Smuggling People: How a Star U.S. Official Found Himself on the Dark Side of the Global Immigration Game
BY THE TIME THE flight to Hong Kong had reached 30,000 feet, Jerry Stuchiner's right eye bad stopped its nervous twitching. The 45-year-old officer for the Immigration and Naturalization Service could finally relax as his many troubles--the dark accusations...
Stonewall Jackson's House
IF YOU GET TO SEE JONATHAN reynolds's Stonewall Jackson's House, hang on to your shibboleths, those precious beliefs that we think are unshakable truths. Reynolds is the best shibboleth shaker to hop onto a stage in a long time. The stage is at New...
Strawberry Fields Don't Last Forever
SOMEWHERE, PROBABLY IN the mountains of Montana where wild ideas roam along with the deer and antelope, there are people who believe that the world is going to change when the Cosmic Odometer clicks over into the year 2000. The trumpet shall sound,...
The Capitalist Czars: The Business Elite Who Could Be the Post-Soviet Economy's Best Hope
HE DEAL WAS DONE QUIETLY IN manner suggesting that oil companies worth about $2 billion routinely end up in the hands of 33-year-old former members of the Communist Youth League. Which in Moscow, six years after Russia's second revolution, they...
The Good Son Stumbles: For Al Gore, Campaign 2000 Just Started - Badly

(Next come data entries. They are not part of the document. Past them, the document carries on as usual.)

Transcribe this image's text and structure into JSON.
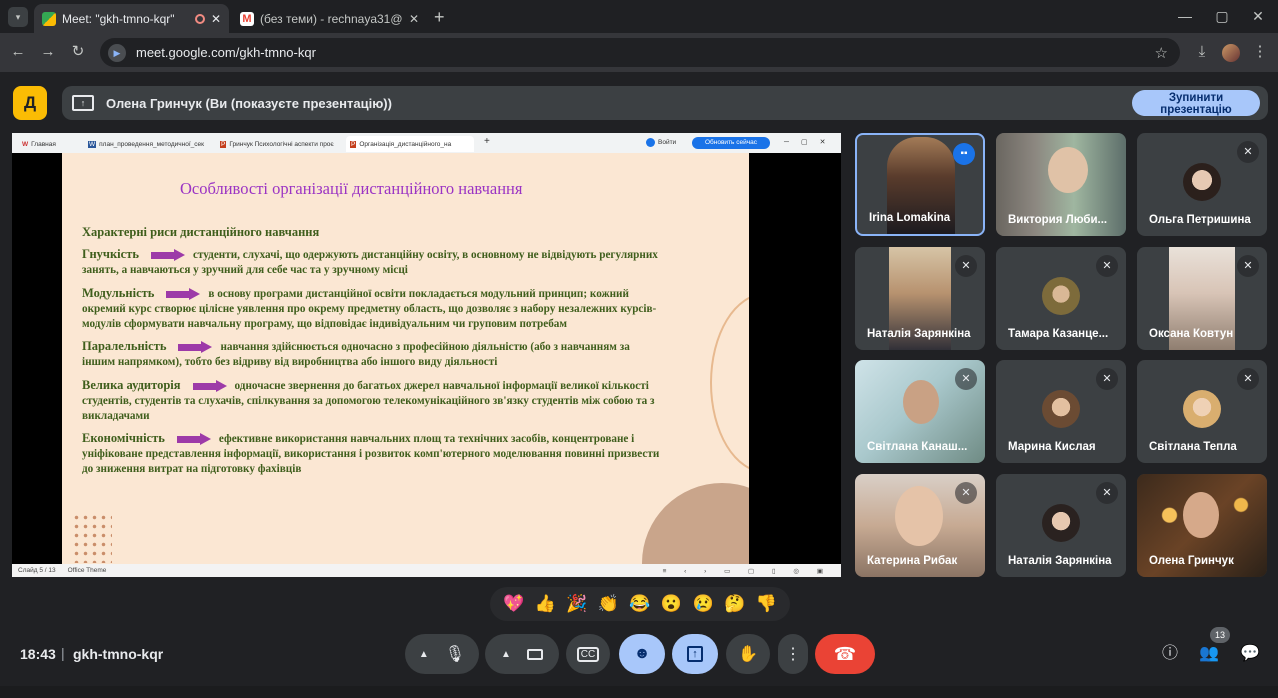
{
  "browser": {
    "tabs": [
      {
        "title": "Meet: \"gkh-tmno-kqr\"",
        "active": true
      },
      {
        "title": "(без теми) - rechnaya31@gmail",
        "active": false
      }
    ],
    "new_tab": "+",
    "url": "meet.google.com/gkh-tmno-kqr"
  },
  "meet": {
    "presenter_banner": "Олена Гринчук (Ви (показуєте презентацію))",
    "stop_button": "Зупинити презентацію",
    "clock": "18:43",
    "separator": "|",
    "meeting_code": "gkh-tmno-kqr",
    "participant_count": "13"
  },
  "shared_screen": {
    "inner_tabs": [
      "Главная",
      "план_проведення_методичної_сек",
      "Гринчук Психологічні аспекти проє",
      "Організація_дистанційного_на"
    ],
    "inner_login": "Войти",
    "inner_update": "Обновить сейчас",
    "slide": {
      "title": "Особливості організації дистанційного навчання",
      "subtitle": "Характерні риси дистанційного навчання",
      "items": [
        {
          "keyword": "Гнучкість",
          "text": "студенти, слухачі, що одержують дистанційну освіту, в основному не відвідують регулярних",
          "text2": "занять, а навчаються у зручний для себе час та у зручному місці"
        },
        {
          "keyword": "Модульність",
          "text": "в основу програми дистанційної освіти покладається модульний принцип; кожний",
          "text2": "окремий курс створює цілісне уявлення про окрему предметну область, що дозволяє з набору незалежних курсів-",
          "text3": "модулів сформувати навчальну програму, що відповідає індивідуальним чи груповим потребам"
        },
        {
          "keyword": "Паралельність",
          "text": "навчання здійснюється одночасно з професійною діяльністю (або з навчанням за",
          "text2": "іншим напрямком), тобто без відриву від виробництва або іншого виду діяльності"
        },
        {
          "keyword": "Велика аудиторія",
          "text": "одночасне звернення до багатьох джерел навчальної інформації великої кількості",
          "text2": "студентів, студентів та слухачів, спілкування за допомогою телекомунікаційного зв'язку студентів між собою та з",
          "text3": "викладачами"
        },
        {
          "keyword": "Економічність",
          "text": "ефективне використання навчальних площ та технічних засобів, концентроване і",
          "text2": "уніфіковане представлення інформації, використання і розвиток комп'ютерного моделювання повинні призвести",
          "text3": "до зниження витрат на підготовку фахівців"
        }
      ]
    },
    "status_slide": "Слайд 5 / 13",
    "status_theme": "Office Theme"
  },
  "participants": [
    {
      "name": "Irina Lomakina",
      "speaking": true
    },
    {
      "name": "Виктория Люби..."
    },
    {
      "name": "Ольга Петришина"
    },
    {
      "name": "Наталія Зарянкіна"
    },
    {
      "name": "Тамара Казанце..."
    },
    {
      "name": "Оксана Ковтун"
    },
    {
      "name": "Світлана Канаш..."
    },
    {
      "name": "Марина Кислая"
    },
    {
      "name": "Світлана Тепла"
    },
    {
      "name": "Катерина Рибак"
    },
    {
      "name": "Наталія Зарянкіна"
    },
    {
      "name": "Олена Гринчук"
    }
  ],
  "reactions": [
    "💖",
    "👍",
    "🎉",
    "👏",
    "😂",
    "😮",
    "😢",
    "🤔",
    "👎"
  ],
  "colors": {
    "accent": "#a8c7fa",
    "end_call": "#ea4335",
    "slide_bg": "#fbe7d3",
    "slide_title": "#9b34c4",
    "slide_text": "#3f5e1c",
    "arrow": "#9d3aa8"
  }
}
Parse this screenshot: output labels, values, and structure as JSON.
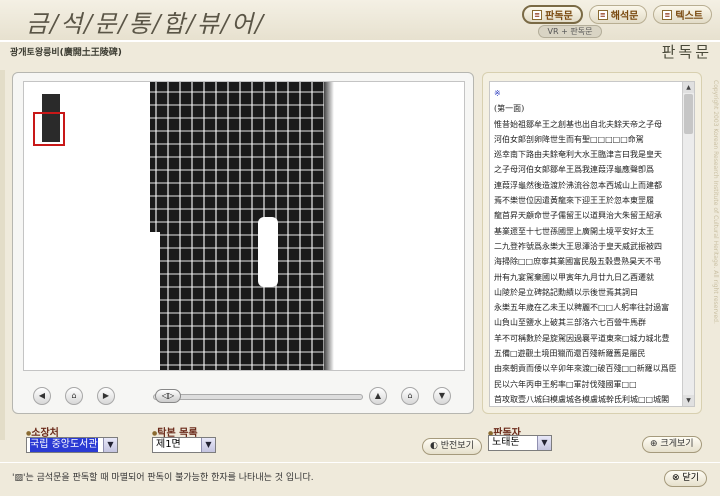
{
  "header": {
    "app_title": "금/석/문/통/합/뷰/어/",
    "tabs": [
      {
        "label": "판독문",
        "icon": "document-icon",
        "active": true
      },
      {
        "label": "해석문",
        "icon": "document-icon",
        "active": false
      },
      {
        "label": "텍스트",
        "icon": "document-icon",
        "active": false
      }
    ],
    "vr_badge": "VR + 판독문",
    "subtitle": "광개토왕릉비(廣開土王陵碑)",
    "mode_title": "판독문"
  },
  "image_viewer": {
    "controls": {
      "prev": "◀",
      "home": "⌂",
      "next": "▶",
      "up": "▲",
      "down": "▼",
      "slider_thumb": "◁▷"
    },
    "zoom_level": 0.05
  },
  "footer_controls": {
    "collection_label": "소장처",
    "collection_value": "국립 중앙도서관",
    "rubbing_label": "탁본 목록",
    "rubbing_value": "제1면",
    "invert_button": "반전보기",
    "reader_label": "판독자",
    "reader_value": "노태돈",
    "enlarge_button": "크게보기"
  },
  "text_panel": {
    "lines": [
      "※",
      "(第一面)",
      "惟昔始祖鄒牟王之創基也出自北夫餘天帝之子母",
      "河伯女郞剖卵降世生而有聖□□□□□命駕",
      "巡幸南下路由夫餘奄利大水王臨津言曰我是皇天",
      "之子母河伯女郞鄒牟王爲我連葭浮龜應聲卽爲",
      "連葭浮龜然後造渡於沸流谷忽本西城山上而建都",
      "焉不樂世位因遣黃龍來下迎王王於忽本東罡履",
      "龍首昇天顧命世子儒留王以道興治大朱留王紹承",
      "基業遝至十七世孫國罡上廣開土境平安好太王",
      "二九登祚號爲永樂大王恩澤洽于皇天威武振被四",
      "海掃除□□庶寧其業國富民殷五穀豊熟昊天不弔",
      "卅有九宴駕棄國以甲寅年九月廿九日乙酉遷就",
      "山陵於是立碑銘記勳績以示後世焉其詞曰",
      "永樂五年歲在乙未王以稗麗不□□人躬率往討過富",
      "山負山至鹽水上破其三部洛六七百營牛馬群",
      "羊不可稱數於是旋駕因過襄平道東來□城力城北豊",
      "五備□遊觀土境田獵而還百殘新羅舊是屬民",
      "由來朝貢而倭以辛卯年來渡□破百殘□□新羅以爲臣",
      "民以六年丙申王躬率□軍討伐殘國軍□□",
      "首攻取壹八城臼模盧城各模盧城幹氐利城□□城閣",
      "彌城牟盧城彌沙城□舍蔦城阿旦城古利城",
      "利城雜珍城奧利城勾牟城古模耶羅城頁□□□□城而"
    ]
  },
  "copyright": "Copyright 2003 Korean Research Institute of Cultural Heritage. All right reserved.",
  "footer": {
    "note": "'▨'는 금석문을 판독할 때 마멸되어 판독이 불가능한 한자를 나타내는 것 입니다.",
    "close_button": "닫기"
  }
}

AL GORE HAS ALWAYS been a rising star, a good son. At St. Albans School in Washington, he was a senator's boy who had it all--the football captain with the good grades, the cute girlfriend and the Harvard acceptance letter. "He was our idol," recalls...
The New Generation Gap
Black families in the '90s are divided, as whites were in the '60s. And hip-hop is their Vietnam. AS YOU ENTER THE BUSSEY FAMILY home in Inglewood, Calif.. you can smell the gumbo, thick and pungent. Joanne, 59. comes from Louisiana, and she serves...
'We Are Losing.' (Actor-Comedian Bill Cosby)(Interview)(Cover Story)
Bill Cosby speaks out about black kids, hip-hop chic and his son, Ennis, an agent of change' The words HELLO FRIEND welcome you into Bill Cosby's dressing room at the Kaufman-Astoria studio in Queens, N.Y. A bright, multicolor sign bears that greeting,...
With Friends like These
It isn't just the president who has to worry about controversial cash and dubious donors. Now the vice president and the First Lady do, too. HE WOULD CALL FROM THE LOBBY OF THE OLD EXECUTIVE Office Building--just yards from the White House. Johnny...